◆ TASK GOAL
Across the data below, how many lines hold "post"? Answer with that number and nothing else.

ENTRIES SHOWN START

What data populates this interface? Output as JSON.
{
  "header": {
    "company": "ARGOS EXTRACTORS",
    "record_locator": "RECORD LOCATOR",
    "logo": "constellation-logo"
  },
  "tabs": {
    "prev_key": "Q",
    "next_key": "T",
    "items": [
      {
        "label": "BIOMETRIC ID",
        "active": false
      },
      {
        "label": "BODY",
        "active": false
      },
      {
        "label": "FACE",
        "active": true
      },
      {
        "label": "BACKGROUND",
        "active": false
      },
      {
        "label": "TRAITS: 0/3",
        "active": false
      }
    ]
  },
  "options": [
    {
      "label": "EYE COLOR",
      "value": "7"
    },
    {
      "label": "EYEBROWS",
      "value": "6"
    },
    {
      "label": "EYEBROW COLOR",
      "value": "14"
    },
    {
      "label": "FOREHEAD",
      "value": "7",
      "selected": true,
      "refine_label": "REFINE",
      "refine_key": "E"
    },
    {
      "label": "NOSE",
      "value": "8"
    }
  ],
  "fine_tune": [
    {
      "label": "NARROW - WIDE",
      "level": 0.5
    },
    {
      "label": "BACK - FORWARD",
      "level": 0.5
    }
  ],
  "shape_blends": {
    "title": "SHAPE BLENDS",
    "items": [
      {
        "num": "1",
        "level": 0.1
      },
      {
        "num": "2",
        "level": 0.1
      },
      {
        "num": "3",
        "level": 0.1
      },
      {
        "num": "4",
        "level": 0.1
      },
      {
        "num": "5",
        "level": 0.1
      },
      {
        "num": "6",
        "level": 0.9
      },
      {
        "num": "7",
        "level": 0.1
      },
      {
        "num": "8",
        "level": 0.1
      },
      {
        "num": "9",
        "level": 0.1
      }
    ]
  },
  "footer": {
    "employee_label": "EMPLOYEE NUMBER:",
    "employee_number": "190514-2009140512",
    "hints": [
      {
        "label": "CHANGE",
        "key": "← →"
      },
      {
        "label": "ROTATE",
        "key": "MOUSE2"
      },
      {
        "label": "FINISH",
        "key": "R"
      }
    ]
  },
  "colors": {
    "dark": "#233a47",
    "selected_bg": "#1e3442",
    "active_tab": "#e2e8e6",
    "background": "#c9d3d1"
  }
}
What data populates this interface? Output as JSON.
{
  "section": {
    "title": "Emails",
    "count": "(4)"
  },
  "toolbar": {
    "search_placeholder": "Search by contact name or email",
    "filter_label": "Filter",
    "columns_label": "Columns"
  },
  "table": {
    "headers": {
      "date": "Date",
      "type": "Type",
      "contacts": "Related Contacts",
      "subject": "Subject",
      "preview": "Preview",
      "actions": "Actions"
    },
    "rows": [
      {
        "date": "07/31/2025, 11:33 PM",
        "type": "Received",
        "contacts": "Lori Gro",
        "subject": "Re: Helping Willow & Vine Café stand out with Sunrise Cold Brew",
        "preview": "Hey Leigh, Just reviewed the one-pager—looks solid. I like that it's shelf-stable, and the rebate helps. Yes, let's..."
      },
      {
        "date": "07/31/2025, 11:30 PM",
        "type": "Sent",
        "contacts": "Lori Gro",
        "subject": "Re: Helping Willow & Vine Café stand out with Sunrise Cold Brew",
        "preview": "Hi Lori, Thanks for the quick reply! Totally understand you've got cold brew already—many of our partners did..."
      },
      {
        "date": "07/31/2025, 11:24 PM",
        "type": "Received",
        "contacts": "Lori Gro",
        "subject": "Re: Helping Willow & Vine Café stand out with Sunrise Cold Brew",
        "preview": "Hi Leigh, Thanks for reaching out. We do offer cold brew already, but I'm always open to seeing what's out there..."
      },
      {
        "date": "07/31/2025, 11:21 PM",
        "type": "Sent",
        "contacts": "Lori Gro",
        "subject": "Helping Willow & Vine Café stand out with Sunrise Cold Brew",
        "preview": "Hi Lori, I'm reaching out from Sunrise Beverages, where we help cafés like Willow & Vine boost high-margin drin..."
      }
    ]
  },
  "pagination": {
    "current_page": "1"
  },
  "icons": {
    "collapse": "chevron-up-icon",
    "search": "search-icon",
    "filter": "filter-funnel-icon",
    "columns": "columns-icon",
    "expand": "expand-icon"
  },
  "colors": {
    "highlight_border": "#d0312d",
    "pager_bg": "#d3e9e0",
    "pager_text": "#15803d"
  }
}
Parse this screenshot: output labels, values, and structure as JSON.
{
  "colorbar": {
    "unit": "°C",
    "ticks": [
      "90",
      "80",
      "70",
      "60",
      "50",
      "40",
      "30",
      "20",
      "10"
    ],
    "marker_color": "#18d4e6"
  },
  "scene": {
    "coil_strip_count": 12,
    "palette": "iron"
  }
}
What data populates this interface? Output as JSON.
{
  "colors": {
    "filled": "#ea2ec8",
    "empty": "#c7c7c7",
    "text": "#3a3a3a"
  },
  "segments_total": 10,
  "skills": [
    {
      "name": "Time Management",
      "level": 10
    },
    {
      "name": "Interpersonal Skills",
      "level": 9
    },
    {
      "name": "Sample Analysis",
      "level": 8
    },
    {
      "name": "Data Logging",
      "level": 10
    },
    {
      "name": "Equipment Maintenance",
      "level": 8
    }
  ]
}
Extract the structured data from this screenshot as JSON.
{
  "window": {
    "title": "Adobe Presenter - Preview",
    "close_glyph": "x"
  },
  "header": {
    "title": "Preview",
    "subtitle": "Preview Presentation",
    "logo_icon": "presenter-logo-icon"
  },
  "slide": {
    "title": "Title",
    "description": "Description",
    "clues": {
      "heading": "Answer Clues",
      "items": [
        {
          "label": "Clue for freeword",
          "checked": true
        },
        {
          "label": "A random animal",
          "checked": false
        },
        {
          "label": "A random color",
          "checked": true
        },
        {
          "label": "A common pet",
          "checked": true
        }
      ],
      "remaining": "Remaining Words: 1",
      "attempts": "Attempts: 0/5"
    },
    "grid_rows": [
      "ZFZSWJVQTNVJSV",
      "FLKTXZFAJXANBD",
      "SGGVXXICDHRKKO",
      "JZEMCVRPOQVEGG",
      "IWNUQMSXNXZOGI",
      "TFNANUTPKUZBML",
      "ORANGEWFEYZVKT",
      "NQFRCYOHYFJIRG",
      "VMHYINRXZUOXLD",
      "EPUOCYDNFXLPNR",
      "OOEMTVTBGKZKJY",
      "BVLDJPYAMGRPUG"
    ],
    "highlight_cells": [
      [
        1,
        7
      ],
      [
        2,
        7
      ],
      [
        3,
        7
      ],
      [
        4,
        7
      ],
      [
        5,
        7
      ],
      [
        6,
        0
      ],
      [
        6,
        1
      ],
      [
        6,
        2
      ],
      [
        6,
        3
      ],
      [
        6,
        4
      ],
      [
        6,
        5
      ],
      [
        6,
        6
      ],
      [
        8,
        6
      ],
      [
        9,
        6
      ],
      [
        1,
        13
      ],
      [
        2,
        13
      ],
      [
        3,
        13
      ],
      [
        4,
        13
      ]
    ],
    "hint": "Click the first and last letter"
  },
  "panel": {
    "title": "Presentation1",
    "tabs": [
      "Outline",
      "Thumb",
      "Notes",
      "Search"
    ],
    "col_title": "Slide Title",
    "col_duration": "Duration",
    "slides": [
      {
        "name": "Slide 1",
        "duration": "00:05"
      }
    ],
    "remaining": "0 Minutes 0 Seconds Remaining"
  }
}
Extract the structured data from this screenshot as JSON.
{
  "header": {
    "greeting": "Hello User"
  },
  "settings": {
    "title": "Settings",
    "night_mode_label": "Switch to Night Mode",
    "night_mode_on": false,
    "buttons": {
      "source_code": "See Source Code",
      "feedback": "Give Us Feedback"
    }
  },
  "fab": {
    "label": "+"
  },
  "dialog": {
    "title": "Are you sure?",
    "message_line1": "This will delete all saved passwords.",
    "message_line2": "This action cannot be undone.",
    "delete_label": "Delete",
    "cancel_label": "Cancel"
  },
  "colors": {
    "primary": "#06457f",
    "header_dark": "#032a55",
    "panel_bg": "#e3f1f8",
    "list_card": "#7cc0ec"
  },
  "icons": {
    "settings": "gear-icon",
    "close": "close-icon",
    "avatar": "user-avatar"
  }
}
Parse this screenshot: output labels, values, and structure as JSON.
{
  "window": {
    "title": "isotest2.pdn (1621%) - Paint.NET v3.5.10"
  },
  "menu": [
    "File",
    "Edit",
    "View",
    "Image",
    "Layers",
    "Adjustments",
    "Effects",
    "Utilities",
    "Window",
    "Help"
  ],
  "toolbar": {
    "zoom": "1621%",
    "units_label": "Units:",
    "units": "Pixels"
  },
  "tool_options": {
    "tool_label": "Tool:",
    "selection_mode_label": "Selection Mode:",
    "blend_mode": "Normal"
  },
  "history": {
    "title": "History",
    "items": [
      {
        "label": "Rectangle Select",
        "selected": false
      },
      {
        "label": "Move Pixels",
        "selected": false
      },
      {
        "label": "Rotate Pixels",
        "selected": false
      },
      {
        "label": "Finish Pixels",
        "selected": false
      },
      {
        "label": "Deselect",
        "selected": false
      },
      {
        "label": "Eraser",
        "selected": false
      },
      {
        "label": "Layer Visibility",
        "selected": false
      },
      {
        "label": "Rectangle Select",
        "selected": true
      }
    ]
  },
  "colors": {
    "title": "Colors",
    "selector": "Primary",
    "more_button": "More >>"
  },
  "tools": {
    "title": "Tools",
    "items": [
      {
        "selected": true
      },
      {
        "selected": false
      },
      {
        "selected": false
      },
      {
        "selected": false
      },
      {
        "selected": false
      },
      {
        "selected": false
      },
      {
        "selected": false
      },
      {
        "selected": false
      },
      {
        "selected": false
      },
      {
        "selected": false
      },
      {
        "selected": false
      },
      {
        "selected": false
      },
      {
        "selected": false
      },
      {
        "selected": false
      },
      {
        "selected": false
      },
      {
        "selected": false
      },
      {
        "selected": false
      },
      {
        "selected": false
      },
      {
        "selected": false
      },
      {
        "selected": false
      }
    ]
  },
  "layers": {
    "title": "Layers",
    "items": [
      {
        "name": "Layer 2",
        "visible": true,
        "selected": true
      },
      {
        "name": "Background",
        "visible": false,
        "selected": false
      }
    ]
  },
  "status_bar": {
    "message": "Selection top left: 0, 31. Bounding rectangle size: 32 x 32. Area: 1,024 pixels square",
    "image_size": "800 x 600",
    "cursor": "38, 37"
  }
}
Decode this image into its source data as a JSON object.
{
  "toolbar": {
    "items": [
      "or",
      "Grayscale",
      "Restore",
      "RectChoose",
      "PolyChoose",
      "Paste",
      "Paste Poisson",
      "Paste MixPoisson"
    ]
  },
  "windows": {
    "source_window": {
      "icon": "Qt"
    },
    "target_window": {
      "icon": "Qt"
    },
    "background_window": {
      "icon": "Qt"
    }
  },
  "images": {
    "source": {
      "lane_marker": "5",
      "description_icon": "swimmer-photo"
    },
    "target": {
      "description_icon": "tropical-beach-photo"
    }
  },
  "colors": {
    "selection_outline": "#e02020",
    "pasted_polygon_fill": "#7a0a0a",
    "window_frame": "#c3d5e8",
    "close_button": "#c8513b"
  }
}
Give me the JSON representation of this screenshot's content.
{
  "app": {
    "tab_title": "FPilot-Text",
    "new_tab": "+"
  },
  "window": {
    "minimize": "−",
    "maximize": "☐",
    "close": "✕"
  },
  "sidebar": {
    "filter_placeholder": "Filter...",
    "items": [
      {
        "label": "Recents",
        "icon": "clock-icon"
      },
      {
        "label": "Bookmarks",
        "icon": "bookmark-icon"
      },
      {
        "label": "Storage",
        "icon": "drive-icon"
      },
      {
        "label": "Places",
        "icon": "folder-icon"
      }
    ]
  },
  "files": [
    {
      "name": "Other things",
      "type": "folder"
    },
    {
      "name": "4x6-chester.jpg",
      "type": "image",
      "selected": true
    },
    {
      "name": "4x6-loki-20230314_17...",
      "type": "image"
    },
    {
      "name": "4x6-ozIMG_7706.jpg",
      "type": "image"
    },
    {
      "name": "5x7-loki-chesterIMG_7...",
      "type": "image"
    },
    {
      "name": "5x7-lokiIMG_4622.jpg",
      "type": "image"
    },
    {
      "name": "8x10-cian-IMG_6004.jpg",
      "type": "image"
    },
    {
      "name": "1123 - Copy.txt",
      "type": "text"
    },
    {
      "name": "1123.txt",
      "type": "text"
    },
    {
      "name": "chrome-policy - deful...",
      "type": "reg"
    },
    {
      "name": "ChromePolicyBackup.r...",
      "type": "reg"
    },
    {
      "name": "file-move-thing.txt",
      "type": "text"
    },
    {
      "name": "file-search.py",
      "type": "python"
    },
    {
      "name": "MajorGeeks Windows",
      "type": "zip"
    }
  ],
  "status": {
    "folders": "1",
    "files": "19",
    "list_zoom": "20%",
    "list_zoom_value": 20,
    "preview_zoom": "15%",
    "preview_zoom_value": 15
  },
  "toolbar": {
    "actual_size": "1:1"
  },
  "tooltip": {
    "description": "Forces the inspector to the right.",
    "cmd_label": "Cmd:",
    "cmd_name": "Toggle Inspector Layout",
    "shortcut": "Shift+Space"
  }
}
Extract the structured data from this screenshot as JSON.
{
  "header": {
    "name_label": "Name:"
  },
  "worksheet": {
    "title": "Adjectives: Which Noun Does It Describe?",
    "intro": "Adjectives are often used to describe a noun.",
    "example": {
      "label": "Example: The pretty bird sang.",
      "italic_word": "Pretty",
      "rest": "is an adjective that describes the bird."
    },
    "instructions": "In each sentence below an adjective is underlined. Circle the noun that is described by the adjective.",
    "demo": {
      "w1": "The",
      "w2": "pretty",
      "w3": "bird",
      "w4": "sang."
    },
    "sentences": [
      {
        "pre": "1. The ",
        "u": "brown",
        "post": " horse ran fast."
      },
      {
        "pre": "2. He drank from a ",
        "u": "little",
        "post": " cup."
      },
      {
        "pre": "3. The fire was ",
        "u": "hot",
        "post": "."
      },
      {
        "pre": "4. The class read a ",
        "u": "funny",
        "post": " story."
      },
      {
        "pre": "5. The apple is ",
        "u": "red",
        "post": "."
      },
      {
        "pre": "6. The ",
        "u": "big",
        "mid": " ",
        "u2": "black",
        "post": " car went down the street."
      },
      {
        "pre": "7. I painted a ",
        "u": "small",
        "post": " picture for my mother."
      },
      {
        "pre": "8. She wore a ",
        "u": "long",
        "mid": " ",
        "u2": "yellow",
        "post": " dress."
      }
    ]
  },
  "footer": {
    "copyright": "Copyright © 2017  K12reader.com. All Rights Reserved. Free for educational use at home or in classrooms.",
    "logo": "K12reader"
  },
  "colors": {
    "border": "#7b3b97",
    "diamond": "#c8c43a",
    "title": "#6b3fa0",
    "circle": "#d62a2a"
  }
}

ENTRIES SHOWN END

◆ ANSWER TO THIS EXERCISE
8